Emperors’ Illnesses in the Chronographia of Michael Psellos

Author(s): Milena Repajić
Subject(s): Cultural history, Political history, 6th to 12th Centuries
Published by: Vizantološki institut SANU

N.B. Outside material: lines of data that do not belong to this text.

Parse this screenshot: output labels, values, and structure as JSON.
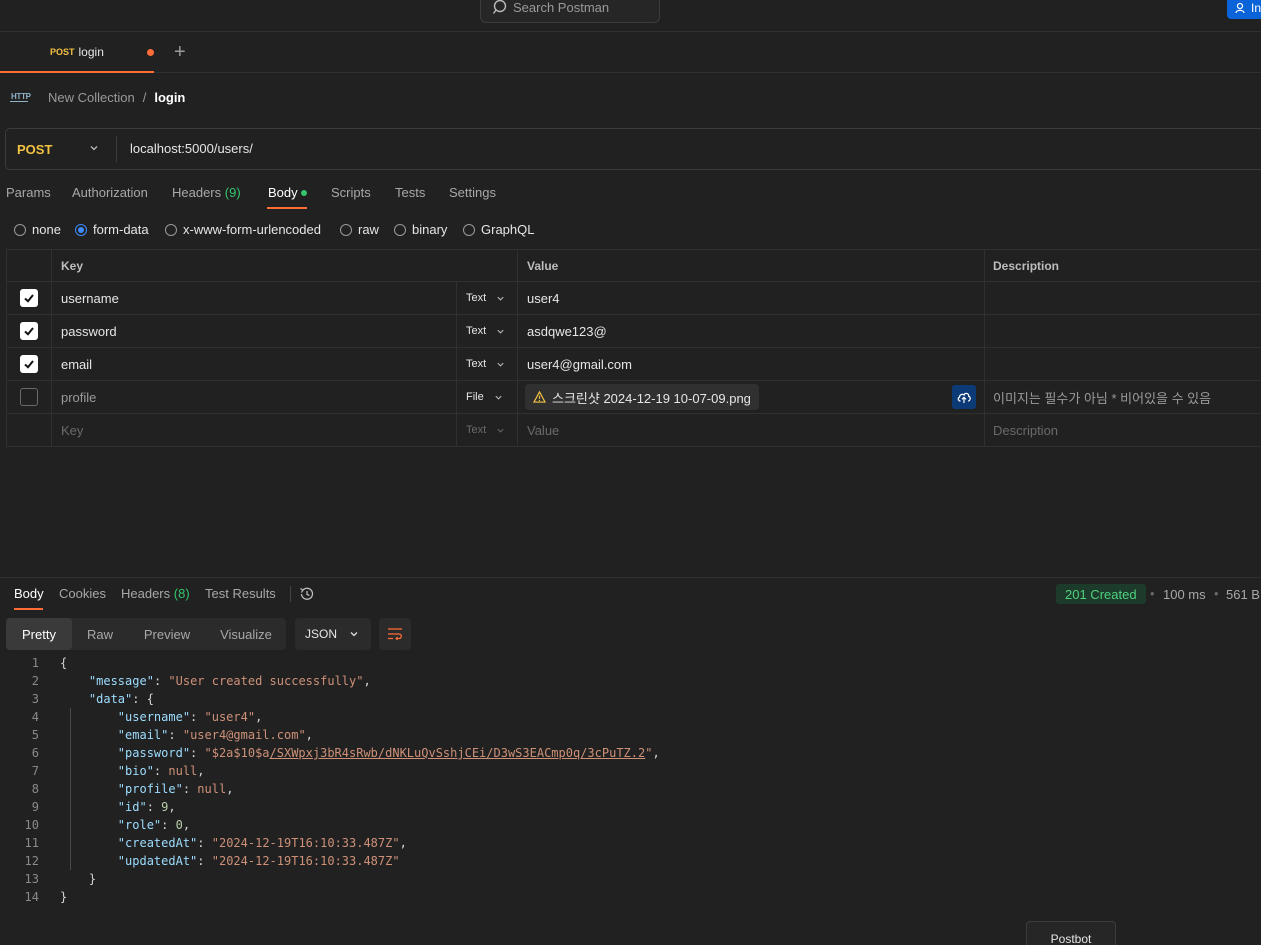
{
  "header": {
    "search_placeholder": "Search Postman",
    "invite_label": "In"
  },
  "tab": {
    "method": "POST",
    "name": "login"
  },
  "breadcrumb": {
    "icon_text": "HTTP",
    "collection": "New Collection",
    "separator": "/",
    "request": "login"
  },
  "request": {
    "method": "POST",
    "url": "localhost:5000/users/"
  },
  "request_tabs": [
    "Params",
    "Authorization",
    "Headers",
    "(9)",
    "Body",
    "Scripts",
    "Tests",
    "Settings"
  ],
  "body_types": [
    "none",
    "form-data",
    "x-www-form-urlencoded",
    "raw",
    "binary",
    "GraphQL"
  ],
  "body_type_selected": "form-data",
  "table": {
    "headers": {
      "key": "Key",
      "value": "Value",
      "description": "Description"
    },
    "rows": [
      {
        "checked": true,
        "key": "username",
        "type": "Text",
        "value": "user4",
        "description": ""
      },
      {
        "checked": true,
        "key": "password",
        "type": "Text",
        "value": "asdqwe123@",
        "description": ""
      },
      {
        "checked": true,
        "key": "email",
        "type": "Text",
        "value": "user4@gmail.com",
        "description": ""
      },
      {
        "checked": false,
        "key": "profile",
        "type": "File",
        "value": "스크린샷 2024-12-19 10-07-09.png",
        "description": "이미지는 필수가 아님 * 비어있을 수 있음"
      }
    ],
    "placeholder": {
      "key": "Key",
      "type": "Text",
      "value": "Value",
      "description": "Description"
    }
  },
  "response": {
    "tabs": [
      "Body",
      "Cookies",
      "Headers",
      "(8)",
      "Test Results"
    ],
    "status": "201 Created",
    "time": "100 ms",
    "size": "561 B",
    "views": [
      "Pretty",
      "Raw",
      "Preview",
      "Visualize"
    ],
    "format": "JSON",
    "line_numbers": [
      "1",
      "2",
      "3",
      "4",
      "5",
      "6",
      "7",
      "8",
      "9",
      "10",
      "11",
      "12",
      "13",
      "14"
    ],
    "json": {
      "message": "User created successfully",
      "username": "user4",
      "email": "user4@gmail.com",
      "password_prefix": "$2a$10$a",
      "password_rest": "/SXWpxj3bR4sRwb/dNKLuQvSshjCEi/D3wS3EACmp0q/3cPuTZ.2",
      "bio": "null",
      "profile": "null",
      "id": "9",
      "role": "0",
      "createdAt": "2024-12-19T16:10:33.487Z",
      "updatedAt": "2024-12-19T16:10:33.487Z"
    }
  },
  "postbot_label": "Postbot"
}
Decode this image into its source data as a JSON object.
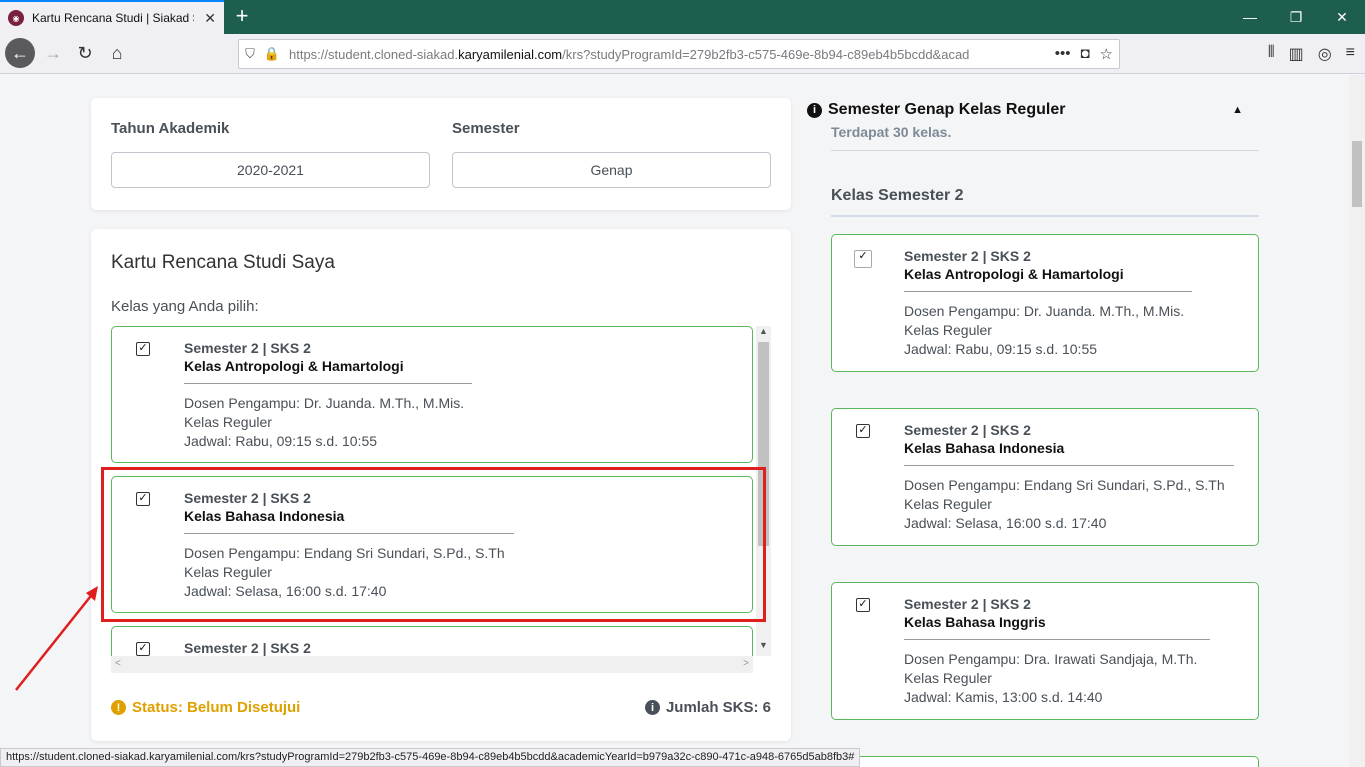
{
  "browser": {
    "tab_title": "Kartu Rencana Studi | Siakad ST",
    "url_prefix": "https://student.cloned-siakad.",
    "url_domain": "karyamilenial.com",
    "url_suffix": "/krs?studyProgramId=279b2fb3-c575-469e-8b94-c89eb4b5bcdd&acad",
    "status_url": "https://student.cloned-siakad.karyamilenial.com/krs?studyProgramId=279b2fb3-c575-469e-8b94-c89eb4b5bcdd&academicYearId=b979a32c-c890-471c-a948-6765d5ab8fb3#"
  },
  "filters": {
    "year_label": "Tahun Akademik",
    "year_value": "2020-2021",
    "semester_label": "Semester",
    "semester_value": "Genap"
  },
  "krs": {
    "title": "Kartu Rencana Studi Saya",
    "subtitle": "Kelas yang Anda pilih:",
    "status": "Status: Belum Disetujui",
    "total_sks": "Jumlah SKS: 6",
    "selected": [
      {
        "meta": "Semester 2 | SKS 2",
        "name": "Kelas Antropologi & Hamartologi",
        "dosen": "Dosen Pengampu: Dr. Juanda. M.Th., M.Mis.",
        "kelas": "Kelas Reguler",
        "jadwal": "Jadwal: Rabu, 09:15 s.d. 10:55"
      },
      {
        "meta": "Semester 2 | SKS 2",
        "name": "Kelas Bahasa Indonesia",
        "dosen": "Dosen Pengampu: Endang Sri Sundari, S.Pd., S.Th",
        "kelas": "Kelas Reguler",
        "jadwal": "Jadwal: Selasa, 16:00 s.d. 17:40"
      },
      {
        "meta": "Semester 2 | SKS 2"
      }
    ]
  },
  "available": {
    "header": "Semester Genap Kelas Reguler",
    "count": "Terdapat 30 kelas.",
    "section": "Kelas Semester 2",
    "items": [
      {
        "meta": "Semester 2 | SKS 2",
        "name": "Kelas Antropologi & Hamartologi",
        "dosen": "Dosen Pengampu: Dr. Juanda. M.Th., M.Mis.",
        "kelas": "Kelas Reguler",
        "jadwal": "Jadwal: Rabu, 09:15 s.d. 10:55"
      },
      {
        "meta": "Semester 2 | SKS 2",
        "name": "Kelas Bahasa Indonesia",
        "dosen": "Dosen Pengampu: Endang Sri Sundari, S.Pd., S.Th",
        "kelas": "Kelas Reguler",
        "jadwal": "Jadwal: Selasa, 16:00 s.d. 17:40"
      },
      {
        "meta": "Semester 2 | SKS 2",
        "name": "Kelas Bahasa Inggris",
        "dosen": "Dosen Pengampu: Dra. Irawati Sandjaja, M.Th.",
        "kelas": "Kelas Reguler",
        "jadwal": "Jadwal: Kamis, 13:00 s.d. 14:40"
      }
    ]
  },
  "colors": {
    "accent_green": "#5cb85c",
    "warning": "#e0a100",
    "annotation_red": "#e01e1e"
  }
}
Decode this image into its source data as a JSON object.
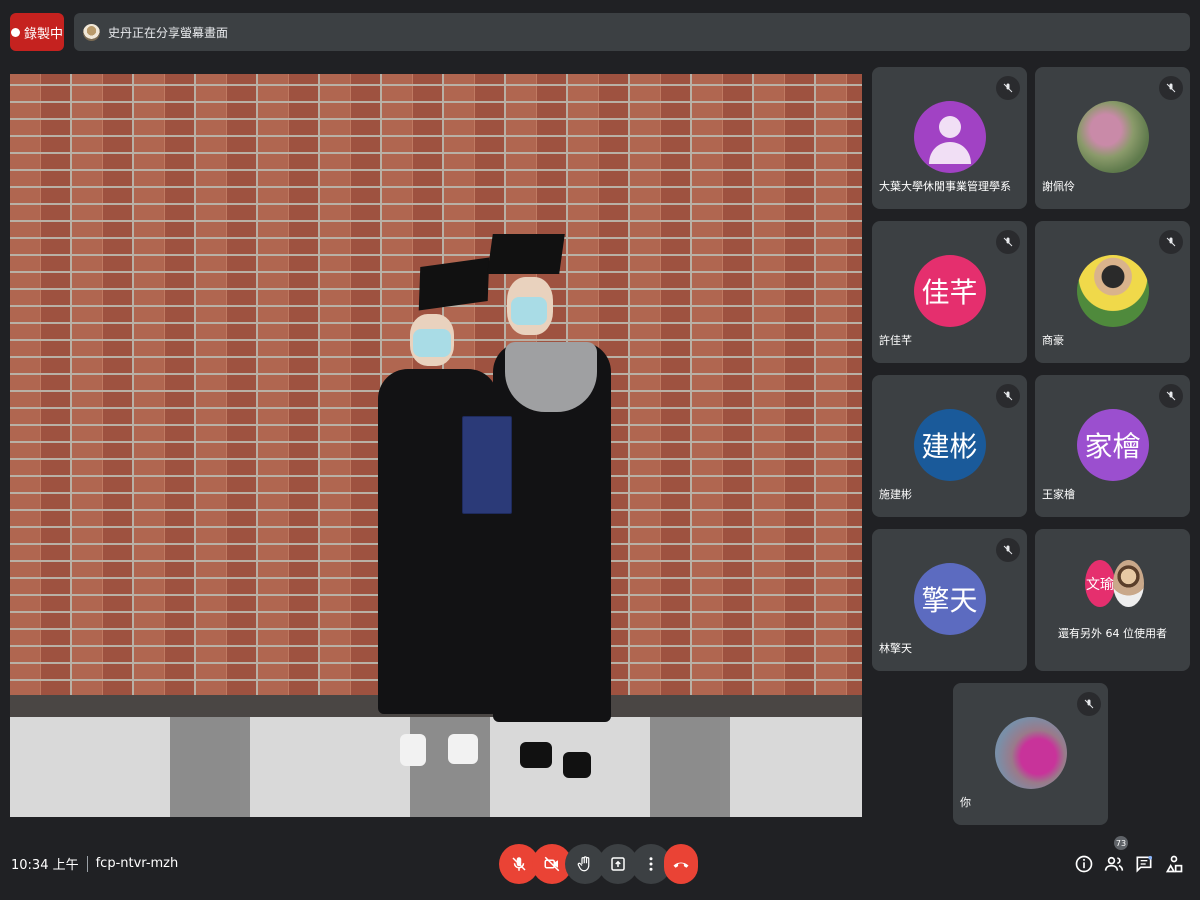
{
  "top_bar": {
    "recording_label": "錄製中",
    "presenting_text": "史丹正在分享螢幕畫面"
  },
  "participants": [
    {
      "name": "大葉大學休閒事業管理學系",
      "avatar_type": "silhouette",
      "avatar_color": "#a142c4",
      "muted": true
    },
    {
      "name": "謝佩伶",
      "avatar_type": "photo",
      "muted": true
    },
    {
      "name": "許佳芊",
      "avatar_text": "佳芊",
      "avatar_color": "#e52f6e",
      "muted": true
    },
    {
      "name": "商豪",
      "avatar_type": "photo",
      "muted": true
    },
    {
      "name": "施建彬",
      "avatar_text": "建彬",
      "avatar_color": "#1a5a9a",
      "muted": true
    },
    {
      "name": "王家檜",
      "avatar_text": "家檜",
      "avatar_color": "#9b4fcf",
      "muted": true
    },
    {
      "name": "林擎天",
      "avatar_text": "擎天",
      "avatar_color": "#5c6bc0",
      "muted": true
    }
  ],
  "overflow_tile": {
    "avatar_text": "文瑜",
    "avatar_color": "#e52f6e",
    "label": "還有另外 64 位使用者"
  },
  "self_tile": {
    "name": "你",
    "avatar_type": "photo",
    "muted": true
  },
  "bottom_bar": {
    "time": "10:34 上午",
    "meeting_code": "fcp-ntvr-mzh",
    "people_count": "73"
  },
  "controls": {
    "icons": [
      "mic-off-icon",
      "camera-off-icon",
      "raise-hand-icon",
      "present-icon",
      "more-options-icon",
      "end-call-icon"
    ],
    "right_icons": [
      "info-icon",
      "people-icon",
      "chat-icon",
      "activities-icon"
    ]
  },
  "colors": {
    "background": "#202124",
    "tile": "#3c4043",
    "danger": "#ea4335",
    "recording": "#c5221f"
  }
}
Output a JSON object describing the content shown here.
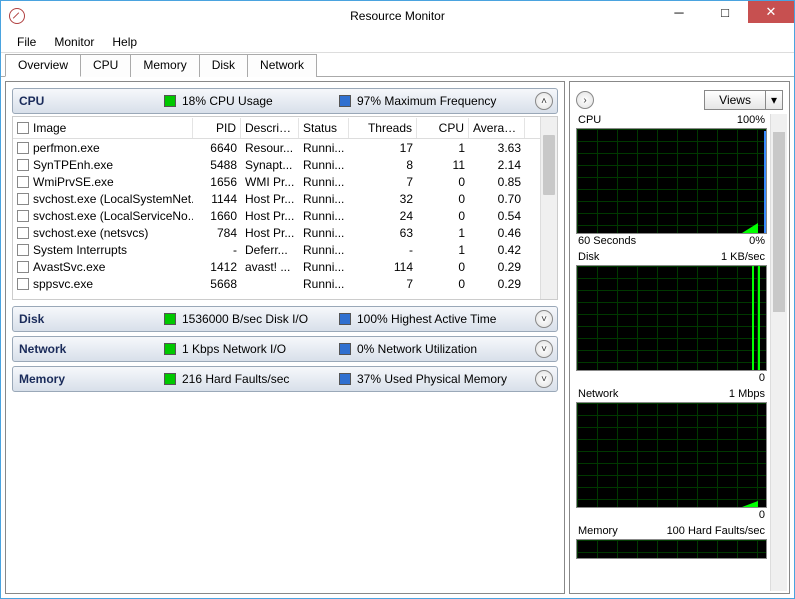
{
  "window": {
    "title": "Resource Monitor"
  },
  "menu": {
    "file": "File",
    "monitor": "Monitor",
    "help": "Help"
  },
  "tabs": {
    "overview": "Overview",
    "cpu": "CPU",
    "memory": "Memory",
    "disk": "Disk",
    "network": "Network"
  },
  "cpu_header": {
    "title": "CPU",
    "usage": "18% CPU Usage",
    "freq": "97% Maximum Frequency"
  },
  "columns": {
    "image": "Image",
    "pid": "PID",
    "desc": "Descrip...",
    "status": "Status",
    "threads": "Threads",
    "cpu": "CPU",
    "avg": "Averag..."
  },
  "processes": [
    {
      "image": "perfmon.exe",
      "pid": "6640",
      "desc": "Resour...",
      "status": "Runni...",
      "threads": "17",
      "cpu": "1",
      "avg": "3.63"
    },
    {
      "image": "SynTPEnh.exe",
      "pid": "5488",
      "desc": "Synapt...",
      "status": "Runni...",
      "threads": "8",
      "cpu": "11",
      "avg": "2.14"
    },
    {
      "image": "WmiPrvSE.exe",
      "pid": "1656",
      "desc": "WMI Pr...",
      "status": "Runni...",
      "threads": "7",
      "cpu": "0",
      "avg": "0.85"
    },
    {
      "image": "svchost.exe (LocalSystemNet...",
      "pid": "1144",
      "desc": "Host Pr...",
      "status": "Runni...",
      "threads": "32",
      "cpu": "0",
      "avg": "0.70"
    },
    {
      "image": "svchost.exe (LocalServiceNo...",
      "pid": "1660",
      "desc": "Host Pr...",
      "status": "Runni...",
      "threads": "24",
      "cpu": "0",
      "avg": "0.54"
    },
    {
      "image": "svchost.exe (netsvcs)",
      "pid": "784",
      "desc": "Host Pr...",
      "status": "Runni...",
      "threads": "63",
      "cpu": "1",
      "avg": "0.46"
    },
    {
      "image": "System Interrupts",
      "pid": "-",
      "desc": "Deferr...",
      "status": "Runni...",
      "threads": "-",
      "cpu": "1",
      "avg": "0.42"
    },
    {
      "image": "AvastSvc.exe",
      "pid": "1412",
      "desc": "avast! ...",
      "status": "Runni...",
      "threads": "114",
      "cpu": "0",
      "avg": "0.29"
    },
    {
      "image": "sppsvc.exe",
      "pid": "5668",
      "desc": "",
      "status": "Runni...",
      "threads": "7",
      "cpu": "0",
      "avg": "0.29"
    }
  ],
  "disk_header": {
    "title": "Disk",
    "io": "1536000 B/sec Disk I/O",
    "active": "100% Highest Active Time"
  },
  "net_header": {
    "title": "Network",
    "io": "1 Kbps Network I/O",
    "util": "0% Network Utilization"
  },
  "mem_header": {
    "title": "Memory",
    "faults": "216 Hard Faults/sec",
    "used": "37% Used Physical Memory"
  },
  "right": {
    "views": "Views",
    "g1": {
      "title": "CPU",
      "right": "100%",
      "footL": "60 Seconds",
      "footR": "0%"
    },
    "g2": {
      "title": "Disk",
      "right": "1 KB/sec",
      "footR": "0"
    },
    "g3": {
      "title": "Network",
      "right": "1 Mbps",
      "footR": "0"
    },
    "g4": {
      "title": "Memory",
      "right": "100 Hard Faults/sec"
    }
  }
}
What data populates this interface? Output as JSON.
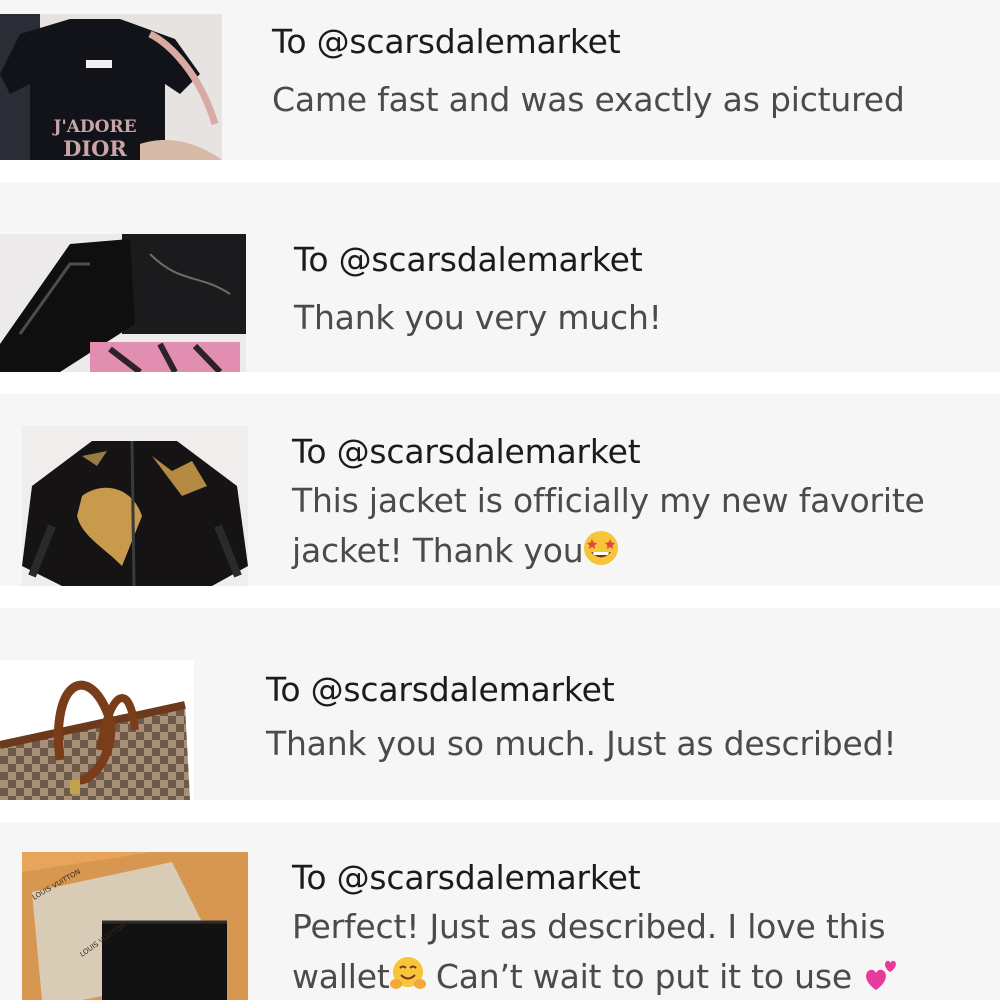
{
  "reviews": [
    {
      "recipient": "To @scarsdalemarket",
      "message": "Came fast and was exactly as pictured",
      "thumbnail_icon": "black-dior-tshirt-photo",
      "thumbnail_text_1": "J'ADORE",
      "thumbnail_text_2": "DIOR"
    },
    {
      "recipient": "To @scarsdalemarket",
      "message": "Thank you very much!",
      "thumbnail_icon": "black-leather-boots-photo"
    },
    {
      "recipient": "To @scarsdalemarket",
      "message_line_1": "This jacket is officially my new favorite",
      "message_line_2": "jacket! Thank you",
      "emoji": "star-struck-emoji",
      "thumbnail_icon": "black-gold-leather-jacket-photo"
    },
    {
      "recipient": "To @scarsdalemarket",
      "message": "Thank you so much. Just as described!",
      "thumbnail_icon": "checkered-tote-bag-photo"
    },
    {
      "recipient": "To @scarsdalemarket",
      "message_line_1": "Perfect! Just as described. I love this",
      "message_line_2_part_1": "wallet",
      "message_line_2_part_2": " Can’t wait to put it to use ",
      "emoji_1": "hugging-face-emoji",
      "emoji_2": "two-hearts-emoji",
      "thumbnail_icon": "louis-vuitton-wallet-box-photo",
      "thumbnail_text_1": "LOUIS VUITTON",
      "thumbnail_text_2": "LOUIS VUITTON"
    }
  ],
  "colors": {
    "card_background": "#f6f6f7",
    "page_background": "#ffffff",
    "recipient_text": "#1b1b1b",
    "message_text": "#4b4b4b"
  }
}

Summary/Abstract: Michael Psellos’ Chronographia is renowned as one of the masterpieces of Byzantine historiography and literature in general, but it is only in the last few decades that his subjectivity is not condemned by modern historians. Nowadays it is regarded as valuable for revealing the author’s attitudes and objectives in writing the history, especially if one considers that from the eleventh century onwards historians tend to figure in their works, starting with Psellos himself. He is, with Anna Comnene, the most prominent author in this regard, and his autobiographical “insertions” are so numerous and scattered through the text at many levels, that it can be said that he himself is the central character of his historical work. Psellos’ descriptions of characters are exceptional, and no other Byzantine historian can compare with him in this regard. Since he considered that emperors were key figures in creating history and major political changes, the Byzantine eleventh-century rulers were, at least on the surface, central figures in his historical work as well. Therefore, this paper deals specifically with their descriptions as presented by Psellos via their physical appearance and specifically one aspect of their illnesses. The descriptions of the emperors’ illnesses in the Chronographia are the means of characterizing them in a more candid and subtle manner, namely showing whether or not they were worthy of the imperial position they occupied. Therefore, we do not find any in the portraits of idealized emperors — Basil II, Constantine and Michael Doukas — nor in those of the emperors who were disqualified in other ways — Romanos Diogenes, Michael V, and Michael VI. In the strongly negative portraits of Constantine VIII, Romanos Argyros and Constantine Monomachos, the descriptions of illnesses are very detailed and brutal, and their physical appearance is otherwise disregarded (or, as in the case of Monomachos, his malady is placed in stark contrast to his beauty at the very beginning of his reign), thus showing their unworthiness of the throne. Not even the emperors whom Psellos observed as mainly positive — Michael Paphlagon and Isaac Komnenos — are spared these descriptions, which are carefully and intentionally placed so that they are connected with their misdeeds and thus indicate the punishment for their behavior. The true meaning of the emperors’ illnesses in the Chronographia is further revealed with the metaphor of the illness of the Empire, which is placed near the end of the first part of the history. Psellos here presents the decline of Byzantium in the period he deals with in the Chronographia by using medical terminology and indicating that the emperors after the death of Basil II led “the body of the state” (to swma thj politeiaj) into a state of utter decline and sickness, although Isaac Comnenus tried to cure it, but he used the wrong measures that were too abrupt. In this way, Psellos gives us guidance on how to read his long passages on the maladies of the emperors.

  • Page Range: 333-348
  • Page Count: 16
  • Publication Year: 2012
  • Language: Serbian